Does $2400 buy coverage on nearly every DSLR related website? And do ads need to be honest?
As anyone who follows me on Twitter recently will know, I’ve been really unhappy with some camera blog standards. There’s the gimmick blogs typified by Gizmodo and Petapixel, where you can’t have too many Canon 600D shaped cakes and pinhole cameras made out of cereal boxes.
As well as poor content and too much advertising, on many sites advertising is now being disguised as editorial. And it’s this I want to warn you about because it is not always easy to spot.
Personally I want to know when something is an ad, and when it is genuine.
Standards are getting lower and people don’t seem to care. Now as I flip through my RSS reader from one advert disguised as editorial after another, today I came across a video at CanonRumors.com.
Now the video itself is genuine and didn’t start as an ad when it was uploaded to Vimeo yesterday. But as it became a viral due to so much feeble blog coverage something strange happened – the coverage was hijacked by a misleading back-story
I don’t mind if stories are hijacked to promote a company like an ad, as long people are told that is the case. In this case, it was all dressed up very differently with a fake motivation.

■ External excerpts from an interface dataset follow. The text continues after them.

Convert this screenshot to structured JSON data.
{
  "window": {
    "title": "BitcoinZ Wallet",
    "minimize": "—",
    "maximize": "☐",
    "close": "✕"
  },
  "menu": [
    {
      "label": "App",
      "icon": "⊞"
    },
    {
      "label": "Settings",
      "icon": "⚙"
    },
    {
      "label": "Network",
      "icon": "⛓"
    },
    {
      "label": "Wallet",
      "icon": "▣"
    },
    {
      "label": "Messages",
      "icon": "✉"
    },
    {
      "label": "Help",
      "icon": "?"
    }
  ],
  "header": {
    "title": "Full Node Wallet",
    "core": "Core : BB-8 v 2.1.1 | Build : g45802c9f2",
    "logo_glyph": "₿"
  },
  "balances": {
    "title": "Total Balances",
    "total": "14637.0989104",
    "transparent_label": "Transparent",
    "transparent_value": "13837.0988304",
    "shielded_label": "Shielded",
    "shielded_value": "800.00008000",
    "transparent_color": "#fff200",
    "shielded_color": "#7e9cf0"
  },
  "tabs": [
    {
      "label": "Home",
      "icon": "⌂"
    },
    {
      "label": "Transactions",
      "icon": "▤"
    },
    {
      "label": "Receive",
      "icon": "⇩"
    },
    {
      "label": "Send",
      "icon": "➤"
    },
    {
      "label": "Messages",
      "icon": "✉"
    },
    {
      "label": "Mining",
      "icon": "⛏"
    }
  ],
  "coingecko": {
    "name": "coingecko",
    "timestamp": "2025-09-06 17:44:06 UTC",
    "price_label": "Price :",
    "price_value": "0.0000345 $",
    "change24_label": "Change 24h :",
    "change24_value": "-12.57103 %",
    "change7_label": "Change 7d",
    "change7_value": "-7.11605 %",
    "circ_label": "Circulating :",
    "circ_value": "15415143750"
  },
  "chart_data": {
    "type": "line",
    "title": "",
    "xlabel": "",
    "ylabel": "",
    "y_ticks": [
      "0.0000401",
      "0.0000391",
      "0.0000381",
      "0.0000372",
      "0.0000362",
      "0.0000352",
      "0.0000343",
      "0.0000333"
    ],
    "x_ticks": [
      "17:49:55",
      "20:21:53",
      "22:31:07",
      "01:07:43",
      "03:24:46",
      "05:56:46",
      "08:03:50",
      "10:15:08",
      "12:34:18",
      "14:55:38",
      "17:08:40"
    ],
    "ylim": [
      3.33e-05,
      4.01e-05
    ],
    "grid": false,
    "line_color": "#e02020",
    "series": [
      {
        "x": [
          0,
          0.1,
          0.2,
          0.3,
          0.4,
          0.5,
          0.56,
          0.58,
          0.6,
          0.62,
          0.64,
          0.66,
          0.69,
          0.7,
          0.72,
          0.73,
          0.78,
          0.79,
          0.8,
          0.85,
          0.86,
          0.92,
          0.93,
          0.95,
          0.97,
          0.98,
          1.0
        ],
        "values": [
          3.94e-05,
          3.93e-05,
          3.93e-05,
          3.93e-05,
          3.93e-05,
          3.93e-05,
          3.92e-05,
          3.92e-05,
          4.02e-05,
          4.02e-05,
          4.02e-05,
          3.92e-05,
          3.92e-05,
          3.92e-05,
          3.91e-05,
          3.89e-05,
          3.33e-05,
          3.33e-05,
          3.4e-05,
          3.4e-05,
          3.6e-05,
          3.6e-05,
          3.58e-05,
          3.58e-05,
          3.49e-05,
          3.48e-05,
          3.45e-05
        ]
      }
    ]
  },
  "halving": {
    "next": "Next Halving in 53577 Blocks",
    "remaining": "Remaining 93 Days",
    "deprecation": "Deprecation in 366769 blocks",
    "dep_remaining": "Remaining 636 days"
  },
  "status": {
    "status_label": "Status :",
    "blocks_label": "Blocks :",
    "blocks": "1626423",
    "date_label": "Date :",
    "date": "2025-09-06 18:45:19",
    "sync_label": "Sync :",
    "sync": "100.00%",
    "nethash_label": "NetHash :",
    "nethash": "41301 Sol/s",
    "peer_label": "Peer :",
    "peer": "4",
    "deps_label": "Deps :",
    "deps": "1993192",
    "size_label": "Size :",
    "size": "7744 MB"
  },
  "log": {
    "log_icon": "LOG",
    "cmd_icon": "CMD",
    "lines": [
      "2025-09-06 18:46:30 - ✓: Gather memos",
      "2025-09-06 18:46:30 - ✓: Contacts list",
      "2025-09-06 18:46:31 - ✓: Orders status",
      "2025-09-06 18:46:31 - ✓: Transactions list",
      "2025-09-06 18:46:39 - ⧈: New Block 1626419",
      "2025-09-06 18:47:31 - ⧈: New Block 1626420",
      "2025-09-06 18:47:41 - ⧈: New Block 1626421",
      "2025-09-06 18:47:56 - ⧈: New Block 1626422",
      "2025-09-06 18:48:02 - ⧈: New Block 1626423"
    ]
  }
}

In the video just 24 seconds long a poor Canon 5D Mark II is washed away by a wave. Not exactly Hitchcock, but within 2 hours of being blogged by CanonRumours and around the web, the video had amassed an enormous 300,000 views. Nice going.
(As an aside, what annoys me about those numbers is if so many blogs continue to hold aloft such feeble trash, genuinely worthwhile material gets sidelined. There are tons of things more worthy of attention than this. This guy probably worked his arse off for years and put out great stuff on Vimeo which had no attention, then suddenly his camera gets washed away and he is 300,000 eyes up in 2 hours.)
As the hit counter on Vimeo crept up suddenly some back-story popped up out of nowhere and within 30 minutes CanonRumors had an updated article with a link to B&H PhotoVideo in it.
B&H claimed that they sent the poor guy a brand new 5D Mark II to replace the one he apparently lost. Why would a business do that? Purely unselfish reasons? Or to get their link on a mega-viral story?
B&H is presented as a altruistic hero in the coverage with the implication is that their motivation is pure and unselfish. Well if that is the ad, I am sorry but it isn’t a truthful one and they have lost me as a customer. They only gave this guy a camera to hijack a viral and because it suits their bottom line. End of story.
But the dissapointing thing for me is lots of people don’t see this. They buy the kool-aid. B&H’s reputation gets enhanced, it is a marketing trick and they drive a huge amount of traffic through massive coverage. This viral will probably go on until it has been on almost every big DSLR related website on the net, where it will stay. The story becomes a legend, the myth propagates.
I am extremely unhappy at this, because it is basically dishonest and I don’t believe for a second that a filmmaker who gets his 5D Mark II washed away would have B&H see the video and angelically send a free replacement at their loss, if it wasn’t for getting their name in the viral coverage. If a business went round giving away cameras to every poor soul who had dropped, lost or dunked one they would go bankrupt.
As ever on EOSHD – this is just my opinion. Feel free to make your own mind up after studying the facts! But whatever you do – don’t buy the bull… Especially if you are a blogger. I am sick of reading it.
Further reading: an example of the blog coverage of the viral can be found here